Rational Phytotherapy: A Physician's Guide to Herbal Medicine, V Schulz, et al, Springer Verlag, 1998, $49.00: "This book is the response you give to the people who say, 'There's no data on the efficacy of herbs,'" said Dr. Tyler, who was involved in the English translation of the original German edition. Packed with pharmacologic and pharmacokinetic detail, dose ranges, and key points from the best clinical trials, it is an indispensable compendium for physicians.
Herbal Drugs and Phytopharmaceuticals, M. Wichtl, et al, CRC Press, 1994: With a special focus on medicinal herbs taken as teas, this book contains information not available elsewhere on where medicinal plants come from and how products are derived. It also includes excellent illustrations. Some basic material is missing, but what is included is very thoroughly explored.
Tyler's Herbs of Choice: The Therapeutic Use of Phytomedicinals, 2nd ed. JE Robbers, VE Tyler, Haworth Herbal Press, 1999, $19.95 softback, $49.95 hardback: Dr. Tyler organized his own book as a starting point for health care professionals. Introductory chapters describe the 80–90 most common herbs, followed by sections classifying them according to the conditions and disorders for which they're used. "It is all evidence-based and has all the references."
Haworth Herbal Press
10 Alice Street
Binghamton, NY 13904-1580
200 NW Corporate Boulevard
Boca Raton, FL 33432-9896
Plexus Publishing, Inc.

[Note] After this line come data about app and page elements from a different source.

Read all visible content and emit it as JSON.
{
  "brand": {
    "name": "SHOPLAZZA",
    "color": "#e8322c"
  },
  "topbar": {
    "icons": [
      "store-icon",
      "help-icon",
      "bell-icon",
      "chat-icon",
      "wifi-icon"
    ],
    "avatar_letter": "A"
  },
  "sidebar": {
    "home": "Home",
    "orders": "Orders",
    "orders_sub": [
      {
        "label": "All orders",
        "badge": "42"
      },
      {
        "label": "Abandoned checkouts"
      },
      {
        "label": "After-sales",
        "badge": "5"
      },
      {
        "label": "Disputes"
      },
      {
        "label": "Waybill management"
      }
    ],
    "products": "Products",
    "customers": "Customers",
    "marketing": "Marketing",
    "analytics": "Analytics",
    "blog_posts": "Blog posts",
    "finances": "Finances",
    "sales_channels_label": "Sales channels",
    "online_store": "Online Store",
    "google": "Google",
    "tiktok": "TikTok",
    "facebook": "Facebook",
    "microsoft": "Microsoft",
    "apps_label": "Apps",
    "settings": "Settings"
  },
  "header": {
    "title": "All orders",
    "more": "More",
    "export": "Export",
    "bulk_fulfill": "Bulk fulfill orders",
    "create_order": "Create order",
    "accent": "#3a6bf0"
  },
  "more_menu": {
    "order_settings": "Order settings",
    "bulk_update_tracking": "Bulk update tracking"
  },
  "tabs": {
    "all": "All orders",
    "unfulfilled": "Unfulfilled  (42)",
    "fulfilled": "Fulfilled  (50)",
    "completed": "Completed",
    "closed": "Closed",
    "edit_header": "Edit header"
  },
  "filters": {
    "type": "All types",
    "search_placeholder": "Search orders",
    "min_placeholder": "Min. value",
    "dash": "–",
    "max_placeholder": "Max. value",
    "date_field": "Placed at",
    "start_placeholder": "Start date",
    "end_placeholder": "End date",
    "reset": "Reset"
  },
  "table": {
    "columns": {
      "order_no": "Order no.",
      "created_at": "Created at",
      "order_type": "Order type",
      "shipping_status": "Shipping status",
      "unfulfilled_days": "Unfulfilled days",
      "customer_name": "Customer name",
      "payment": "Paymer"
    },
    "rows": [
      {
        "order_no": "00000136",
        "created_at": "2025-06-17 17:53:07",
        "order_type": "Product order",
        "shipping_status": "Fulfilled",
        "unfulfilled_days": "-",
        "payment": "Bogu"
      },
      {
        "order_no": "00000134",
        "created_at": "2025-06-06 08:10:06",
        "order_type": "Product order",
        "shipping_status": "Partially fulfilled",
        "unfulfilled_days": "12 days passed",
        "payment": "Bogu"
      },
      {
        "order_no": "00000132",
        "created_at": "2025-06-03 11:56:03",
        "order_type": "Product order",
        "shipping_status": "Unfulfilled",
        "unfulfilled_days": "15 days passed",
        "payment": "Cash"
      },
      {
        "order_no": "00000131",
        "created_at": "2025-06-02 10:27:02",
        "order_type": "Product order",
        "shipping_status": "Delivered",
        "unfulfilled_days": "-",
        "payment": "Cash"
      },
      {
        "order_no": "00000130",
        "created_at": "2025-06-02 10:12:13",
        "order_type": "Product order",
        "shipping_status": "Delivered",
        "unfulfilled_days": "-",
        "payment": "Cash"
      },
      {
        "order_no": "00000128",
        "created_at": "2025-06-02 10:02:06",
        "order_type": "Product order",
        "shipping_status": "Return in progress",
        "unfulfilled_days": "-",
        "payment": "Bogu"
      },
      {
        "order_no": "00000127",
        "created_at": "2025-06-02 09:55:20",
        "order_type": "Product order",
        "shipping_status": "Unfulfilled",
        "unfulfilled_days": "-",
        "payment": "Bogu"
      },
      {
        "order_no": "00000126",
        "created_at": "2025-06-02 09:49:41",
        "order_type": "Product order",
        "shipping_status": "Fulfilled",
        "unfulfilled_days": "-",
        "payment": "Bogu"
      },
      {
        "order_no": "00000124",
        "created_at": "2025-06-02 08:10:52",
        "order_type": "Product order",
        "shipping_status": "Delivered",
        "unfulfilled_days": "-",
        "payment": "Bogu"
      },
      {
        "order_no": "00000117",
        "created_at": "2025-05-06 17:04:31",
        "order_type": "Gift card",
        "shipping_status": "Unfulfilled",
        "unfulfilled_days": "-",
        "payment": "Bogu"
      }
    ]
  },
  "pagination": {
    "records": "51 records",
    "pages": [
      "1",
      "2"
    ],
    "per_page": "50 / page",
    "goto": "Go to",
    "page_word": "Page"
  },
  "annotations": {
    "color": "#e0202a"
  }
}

143 Old Marlton Pike
Medford, NJ 08055
Natural Medicines Comprehensive Database
3120 W. March Lane
Stockton, CA 95208
Integrative Medicine Communications
1029 Chestnut Street
Newton, MA 02464
Springer-Verlag New York
175 Fifth Avenue
New York, NY 10010
William Morrow & Co. Publishing
1350 Avenue of the Americas
New York, NY 10019